## [The task]
Show all lines below holding the string "text".
————
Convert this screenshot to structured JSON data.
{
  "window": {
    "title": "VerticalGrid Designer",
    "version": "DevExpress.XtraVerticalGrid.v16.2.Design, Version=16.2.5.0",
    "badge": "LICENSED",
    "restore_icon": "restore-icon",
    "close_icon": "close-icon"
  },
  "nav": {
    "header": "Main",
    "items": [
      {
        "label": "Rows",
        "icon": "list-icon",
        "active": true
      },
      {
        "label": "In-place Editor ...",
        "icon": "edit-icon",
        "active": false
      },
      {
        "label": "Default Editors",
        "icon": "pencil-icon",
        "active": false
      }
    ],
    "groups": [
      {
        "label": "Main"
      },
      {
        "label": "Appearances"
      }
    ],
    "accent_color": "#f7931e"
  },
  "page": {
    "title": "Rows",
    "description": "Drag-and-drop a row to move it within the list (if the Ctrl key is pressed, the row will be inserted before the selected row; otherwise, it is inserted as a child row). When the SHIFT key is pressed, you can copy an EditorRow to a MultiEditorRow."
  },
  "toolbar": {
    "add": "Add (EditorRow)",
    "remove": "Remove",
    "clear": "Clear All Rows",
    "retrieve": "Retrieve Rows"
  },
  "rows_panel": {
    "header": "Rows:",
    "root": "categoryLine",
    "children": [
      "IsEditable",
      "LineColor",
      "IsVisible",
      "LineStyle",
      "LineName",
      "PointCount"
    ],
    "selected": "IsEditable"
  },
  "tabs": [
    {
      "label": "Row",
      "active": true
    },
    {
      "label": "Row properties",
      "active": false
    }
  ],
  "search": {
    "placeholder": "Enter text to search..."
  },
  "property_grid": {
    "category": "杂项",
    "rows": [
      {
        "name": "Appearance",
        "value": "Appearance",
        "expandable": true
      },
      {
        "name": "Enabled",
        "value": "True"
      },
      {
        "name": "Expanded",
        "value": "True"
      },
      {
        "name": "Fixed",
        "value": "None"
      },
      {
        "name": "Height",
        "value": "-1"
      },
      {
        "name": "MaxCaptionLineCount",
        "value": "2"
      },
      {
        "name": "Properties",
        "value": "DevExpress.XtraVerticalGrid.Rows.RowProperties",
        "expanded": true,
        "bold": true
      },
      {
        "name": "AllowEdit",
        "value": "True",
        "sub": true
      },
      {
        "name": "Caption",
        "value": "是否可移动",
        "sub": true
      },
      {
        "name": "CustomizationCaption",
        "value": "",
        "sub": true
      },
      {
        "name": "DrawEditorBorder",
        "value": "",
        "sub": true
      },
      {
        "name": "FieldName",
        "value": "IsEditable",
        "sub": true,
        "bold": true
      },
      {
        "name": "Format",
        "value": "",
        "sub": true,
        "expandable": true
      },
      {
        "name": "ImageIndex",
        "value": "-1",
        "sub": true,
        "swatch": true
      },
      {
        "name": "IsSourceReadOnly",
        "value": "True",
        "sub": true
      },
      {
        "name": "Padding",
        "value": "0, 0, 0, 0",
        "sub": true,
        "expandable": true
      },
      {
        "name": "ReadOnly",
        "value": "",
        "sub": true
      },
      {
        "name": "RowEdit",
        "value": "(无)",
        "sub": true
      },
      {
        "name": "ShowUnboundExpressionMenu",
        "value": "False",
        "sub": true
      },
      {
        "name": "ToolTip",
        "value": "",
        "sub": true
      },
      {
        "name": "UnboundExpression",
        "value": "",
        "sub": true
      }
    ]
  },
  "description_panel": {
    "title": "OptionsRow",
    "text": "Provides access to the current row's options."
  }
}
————
## [Final answer]
    "placeholder": "Enter text to search..."
    "text": "Provides access to the current row's options."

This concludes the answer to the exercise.